stimulating papers submitted to and subsequently presented at the recent 2011 AISB Computing 
and Philosophy workshop. For further details on this event, please see the link at the end of 
this Call. 

Fundamental to the notion of what it is to be human, and alongside ideas about intelligence and 
autonomy, are questions about what it is to be creative. Issues of computational creativity 
therefore lie at the heart of the intersection of A.I., Cognitive Science, Philosophy, and the Arts.

An autonomous system is typically considered to be a self-determining system, as distinguished from a 
system whose behaviour is explicitly externally engineered. The concept of autonomy (and autonomous 
systems) is therefore central to understanding both intelligent and cognitive systems. In the area
 of robotics, for instance, issues of embodiment and autonomy are core to the practise of A.I. and,
 in the development of enactivism and emergence, conceptually central to a modern understanding of
 cognition (an area recently explored by Evan Thompson is his 2007 monograph, Mind in Life). 
Indeed, some commentators such as Maturana and Varela - in their seminal work on autopoiesis and 
cognition - go so far as to suggest autonomy a necessary hurdle over which any living machine 
with a claim to genuine teleology must leap. 

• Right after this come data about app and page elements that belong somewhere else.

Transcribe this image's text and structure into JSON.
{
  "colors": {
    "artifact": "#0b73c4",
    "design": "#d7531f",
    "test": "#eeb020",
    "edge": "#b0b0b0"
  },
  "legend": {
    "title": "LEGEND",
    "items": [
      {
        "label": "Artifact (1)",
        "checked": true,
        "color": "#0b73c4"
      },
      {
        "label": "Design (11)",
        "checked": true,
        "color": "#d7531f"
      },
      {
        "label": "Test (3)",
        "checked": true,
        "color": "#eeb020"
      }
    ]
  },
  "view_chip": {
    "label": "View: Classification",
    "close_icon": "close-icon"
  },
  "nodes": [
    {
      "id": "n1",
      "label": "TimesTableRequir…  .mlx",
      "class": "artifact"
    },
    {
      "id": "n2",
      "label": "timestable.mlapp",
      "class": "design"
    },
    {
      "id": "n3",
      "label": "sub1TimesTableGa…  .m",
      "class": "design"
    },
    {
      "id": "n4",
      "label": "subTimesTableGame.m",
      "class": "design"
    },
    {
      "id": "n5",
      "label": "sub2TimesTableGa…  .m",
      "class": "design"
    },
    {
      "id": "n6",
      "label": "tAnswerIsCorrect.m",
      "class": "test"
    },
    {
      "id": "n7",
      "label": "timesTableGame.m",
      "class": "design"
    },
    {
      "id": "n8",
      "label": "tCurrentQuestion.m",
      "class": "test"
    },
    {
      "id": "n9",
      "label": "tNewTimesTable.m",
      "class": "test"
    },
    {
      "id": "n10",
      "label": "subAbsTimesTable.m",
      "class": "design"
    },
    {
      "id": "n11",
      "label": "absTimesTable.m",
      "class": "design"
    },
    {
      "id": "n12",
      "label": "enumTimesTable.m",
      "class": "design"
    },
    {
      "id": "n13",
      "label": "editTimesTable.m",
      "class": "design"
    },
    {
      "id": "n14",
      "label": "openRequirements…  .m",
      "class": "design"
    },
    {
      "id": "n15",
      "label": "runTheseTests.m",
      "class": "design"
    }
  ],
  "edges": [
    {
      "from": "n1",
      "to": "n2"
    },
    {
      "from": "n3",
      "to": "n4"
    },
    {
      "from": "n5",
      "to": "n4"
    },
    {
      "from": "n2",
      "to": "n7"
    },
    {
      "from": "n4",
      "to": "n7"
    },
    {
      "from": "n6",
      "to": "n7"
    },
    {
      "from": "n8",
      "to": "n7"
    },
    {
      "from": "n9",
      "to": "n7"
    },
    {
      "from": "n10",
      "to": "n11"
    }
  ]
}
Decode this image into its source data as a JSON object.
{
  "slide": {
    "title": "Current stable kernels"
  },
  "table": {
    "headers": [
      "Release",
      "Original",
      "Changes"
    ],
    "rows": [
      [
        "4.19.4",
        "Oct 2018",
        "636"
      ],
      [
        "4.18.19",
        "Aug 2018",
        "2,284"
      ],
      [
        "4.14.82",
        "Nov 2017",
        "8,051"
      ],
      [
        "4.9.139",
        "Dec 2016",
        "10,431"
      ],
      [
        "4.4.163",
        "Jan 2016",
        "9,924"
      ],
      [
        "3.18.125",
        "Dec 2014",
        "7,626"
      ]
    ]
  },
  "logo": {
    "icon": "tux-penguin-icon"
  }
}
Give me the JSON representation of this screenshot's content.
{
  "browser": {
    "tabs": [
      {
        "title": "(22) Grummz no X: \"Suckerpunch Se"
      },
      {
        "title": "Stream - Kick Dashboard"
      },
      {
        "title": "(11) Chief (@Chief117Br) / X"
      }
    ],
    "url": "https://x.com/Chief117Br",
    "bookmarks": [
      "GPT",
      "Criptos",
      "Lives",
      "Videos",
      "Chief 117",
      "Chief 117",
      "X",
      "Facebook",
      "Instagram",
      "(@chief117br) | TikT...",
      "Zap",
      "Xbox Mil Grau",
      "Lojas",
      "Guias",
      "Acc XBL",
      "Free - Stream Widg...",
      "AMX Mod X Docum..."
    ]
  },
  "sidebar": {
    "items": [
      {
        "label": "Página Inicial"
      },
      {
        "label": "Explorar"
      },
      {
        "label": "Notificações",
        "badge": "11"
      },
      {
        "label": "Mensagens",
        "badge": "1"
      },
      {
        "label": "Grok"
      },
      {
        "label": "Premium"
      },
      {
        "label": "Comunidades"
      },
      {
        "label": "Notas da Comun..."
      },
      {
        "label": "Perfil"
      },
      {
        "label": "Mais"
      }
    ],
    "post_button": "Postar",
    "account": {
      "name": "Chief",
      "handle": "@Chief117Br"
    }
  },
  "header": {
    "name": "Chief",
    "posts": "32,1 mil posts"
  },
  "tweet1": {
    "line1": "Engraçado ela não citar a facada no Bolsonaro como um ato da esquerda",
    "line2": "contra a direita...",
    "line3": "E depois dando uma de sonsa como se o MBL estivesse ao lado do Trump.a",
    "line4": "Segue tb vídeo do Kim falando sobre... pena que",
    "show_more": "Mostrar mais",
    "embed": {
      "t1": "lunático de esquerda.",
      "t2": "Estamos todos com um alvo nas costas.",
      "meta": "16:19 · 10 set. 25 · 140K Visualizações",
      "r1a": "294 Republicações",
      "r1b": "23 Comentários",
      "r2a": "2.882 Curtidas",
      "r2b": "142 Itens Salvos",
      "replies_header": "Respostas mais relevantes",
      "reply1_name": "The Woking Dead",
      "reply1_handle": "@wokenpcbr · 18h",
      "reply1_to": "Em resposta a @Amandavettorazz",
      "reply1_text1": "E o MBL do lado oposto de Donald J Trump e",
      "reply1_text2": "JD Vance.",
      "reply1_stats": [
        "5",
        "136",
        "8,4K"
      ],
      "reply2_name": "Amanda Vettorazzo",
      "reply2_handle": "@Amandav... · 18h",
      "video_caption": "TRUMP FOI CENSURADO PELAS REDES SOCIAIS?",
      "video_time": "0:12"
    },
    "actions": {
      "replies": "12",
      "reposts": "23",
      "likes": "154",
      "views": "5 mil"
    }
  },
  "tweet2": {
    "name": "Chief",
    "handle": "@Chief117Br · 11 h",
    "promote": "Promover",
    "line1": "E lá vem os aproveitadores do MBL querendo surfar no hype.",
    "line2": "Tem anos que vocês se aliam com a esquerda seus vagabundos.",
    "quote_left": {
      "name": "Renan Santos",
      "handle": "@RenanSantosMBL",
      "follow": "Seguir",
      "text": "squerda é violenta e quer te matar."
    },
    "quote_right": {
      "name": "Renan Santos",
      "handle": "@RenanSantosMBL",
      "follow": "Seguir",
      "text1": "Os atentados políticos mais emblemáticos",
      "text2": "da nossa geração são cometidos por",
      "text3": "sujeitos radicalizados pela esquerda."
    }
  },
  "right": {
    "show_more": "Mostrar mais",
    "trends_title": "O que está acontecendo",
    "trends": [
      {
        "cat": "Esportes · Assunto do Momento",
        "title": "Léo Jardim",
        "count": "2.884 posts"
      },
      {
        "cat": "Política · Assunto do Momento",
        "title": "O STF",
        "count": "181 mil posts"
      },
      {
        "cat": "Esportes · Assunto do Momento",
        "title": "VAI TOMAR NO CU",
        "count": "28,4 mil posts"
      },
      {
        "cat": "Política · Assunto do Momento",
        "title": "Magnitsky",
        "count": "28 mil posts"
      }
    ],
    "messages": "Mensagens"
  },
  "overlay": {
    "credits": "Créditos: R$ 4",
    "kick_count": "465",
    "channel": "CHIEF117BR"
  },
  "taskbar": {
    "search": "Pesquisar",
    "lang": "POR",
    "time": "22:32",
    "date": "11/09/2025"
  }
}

To investigate the interplay between these three areas the Cognitive Computation journal plans to
publish a special issue on Computational Intelligence, Creativity and Autonomy. We invite all 
those working in these (typically interdisciplinary) areas to participate in the project by 
contributing a paper for consideration to the special issue. In this call we particularly 
encourage submissions that address one or more of the following themes: the philosophy of 
autonomous computational systems; human and machine creativity; the engineering of intelligent, 
autonomous and creative systems; Belief-Desire-Intention models for developing autonomous systems. 

In preparing your paper for submission, please consult the journal's stylistic requirements, 
which includes details about word limit and format. This can be found in the section Instructions
 for Authors:

Keywords: Creativity: human, computational; autonomy, agency, autopoiesis; cognitive computing: 
A.I. and natural systems; belief, desire, intention.

1st Nov 2011:        Deadline for submission of selected expanded/revised AISB '11 papers.
1st Feb 2012:         Notification to authors.
1st April 2012:     Submission of revised papers.
1st May 2012:        Final notification to the authors.
1st June 2012:    Submission of camera-ready papers.

Computing and Philosophy Workshop at the AISB 11 Convention:

Please contact either myself or Prof. Mark Bishop for further information.